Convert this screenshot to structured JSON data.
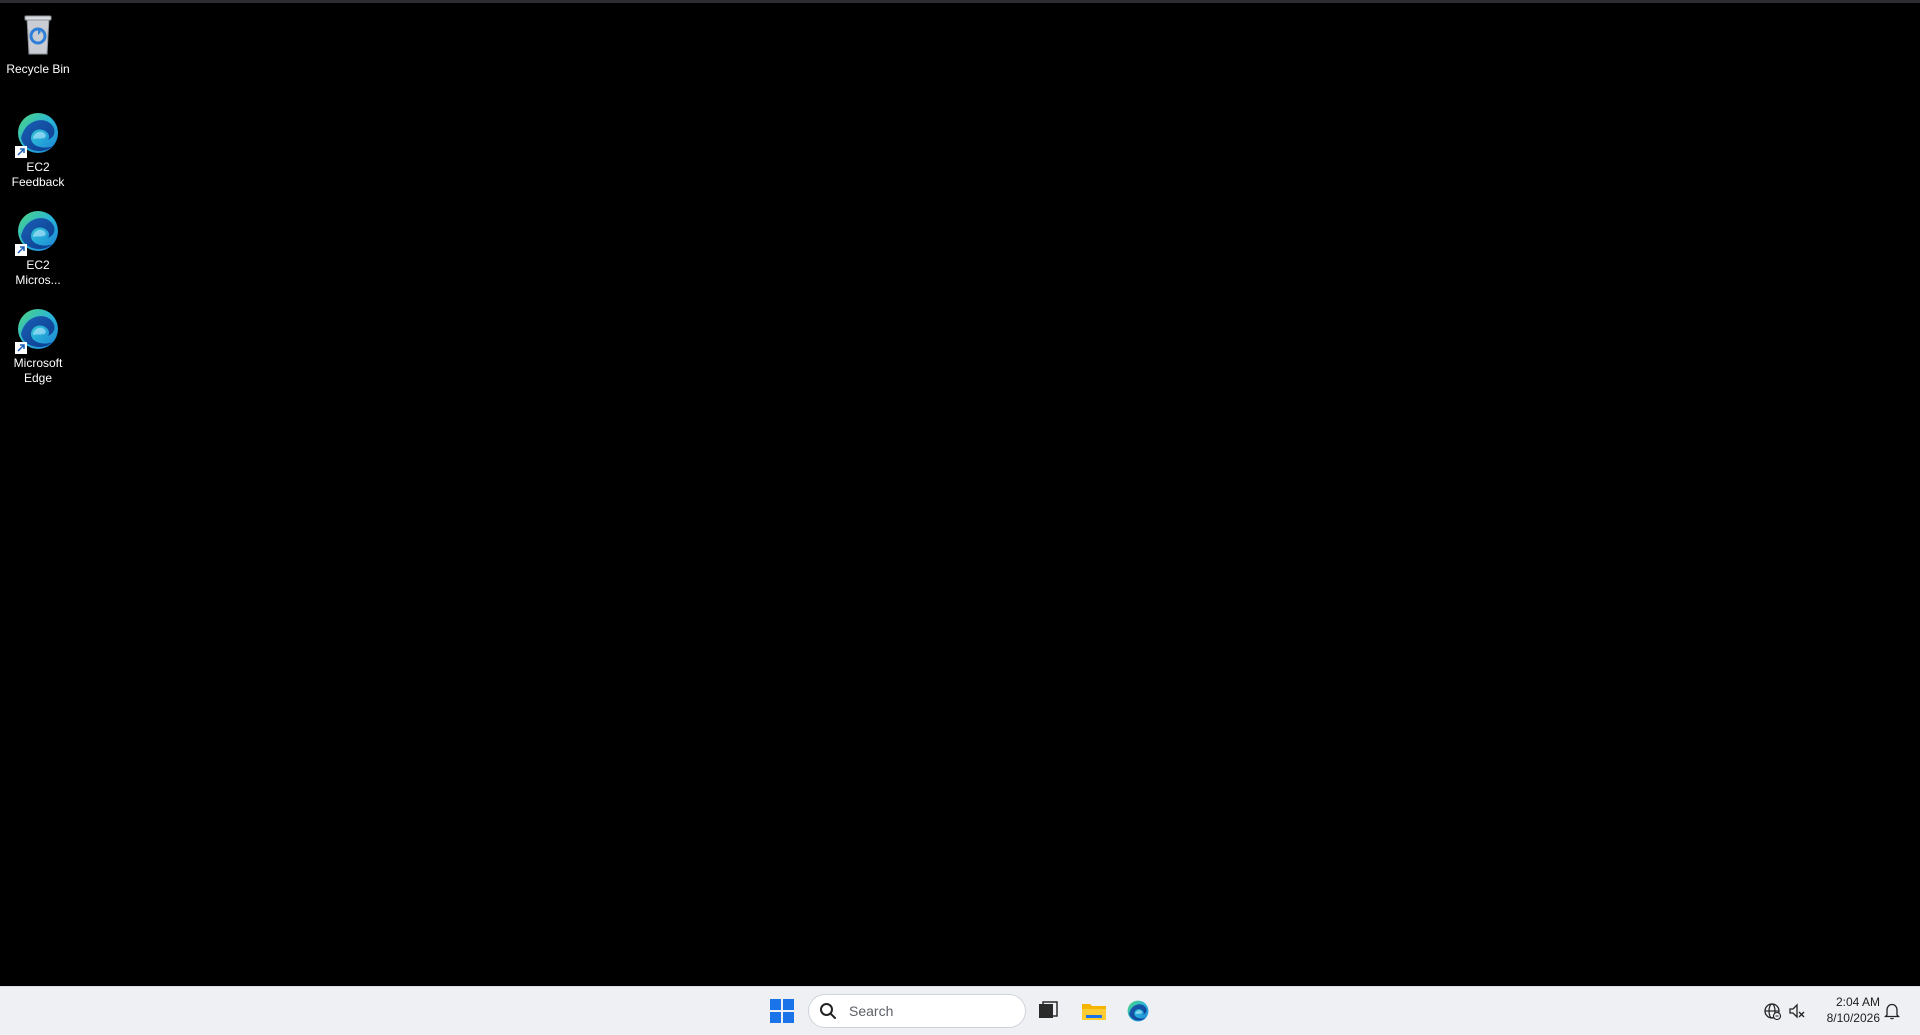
{
  "desktop": {
    "icons": [
      {
        "label": "Recycle Bin",
        "icon": "recycle-bin-icon"
      },
      {
        "label": "EC2\nFeedback",
        "icon": "edge-shortcut-icon"
      },
      {
        "label": "EC2\nMicros...",
        "icon": "edge-shortcut-icon"
      },
      {
        "label": "Microsoft\nEdge",
        "icon": "edge-shortcut-icon"
      }
    ]
  },
  "taskbar": {
    "search_placeholder": "Search",
    "pinned": [
      {
        "name": "start",
        "icon": "windows-start-icon"
      },
      {
        "name": "task-view",
        "icon": "task-view-icon"
      },
      {
        "name": "file-explorer",
        "icon": "folder-icon"
      },
      {
        "name": "edge",
        "icon": "edge-icon"
      }
    ],
    "tray": [
      {
        "name": "network",
        "icon": "globe-icon"
      },
      {
        "name": "volume",
        "icon": "speaker-muted-icon"
      }
    ],
    "clock": {
      "time": "2:04 AM",
      "date": "8/10/2026"
    }
  },
  "colors": {
    "desktop_bg": "#000000",
    "taskbar_bg": "#eef0f4",
    "start_blue": "#1a73e8"
  }
}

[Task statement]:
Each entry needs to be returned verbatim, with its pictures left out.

[Response to this task]:
Convert this screenshot to structured JSON data.
{
  "desktop": {
    "icons": [
      {
        "label": "Recycle Bin",
        "icon": "recycle-bin-icon"
      },
      {
        "label": "EC2\nFeedback",
        "icon": "edge-shortcut-icon"
      },
      {
        "label": "EC2\nMicros...",
        "icon": "edge-shortcut-icon"
      },
      {
        "label": "Microsoft\nEdge",
        "icon": "edge-shortcut-icon"
      }
    ]
  },
  "taskbar": {
    "search_placeholder": "Search",
    "pinned": [
      {
        "name": "start",
        "icon": "windows-start-icon"
      },
      {
        "name": "task-view",
        "icon": "task-view-icon"
      },
      {
        "name": "file-explorer",
        "icon": "folder-icon"
      },
      {
        "name": "edge",
        "icon": "edge-icon"
      }
    ],
    "tray": [
      {
        "name": "network",
        "icon": "globe-icon"
      },
      {
        "name": "volume",
        "icon": "speaker-muted-icon"
      }
    ],
    "clock": {
      "time": "2:04 AM",
      "date": "8/10/2026"
    }
  },
  "colors": {
    "desktop_bg": "#000000",
    "taskbar_bg": "#eef0f4",
    "start_blue": "#1a73e8"
  }
}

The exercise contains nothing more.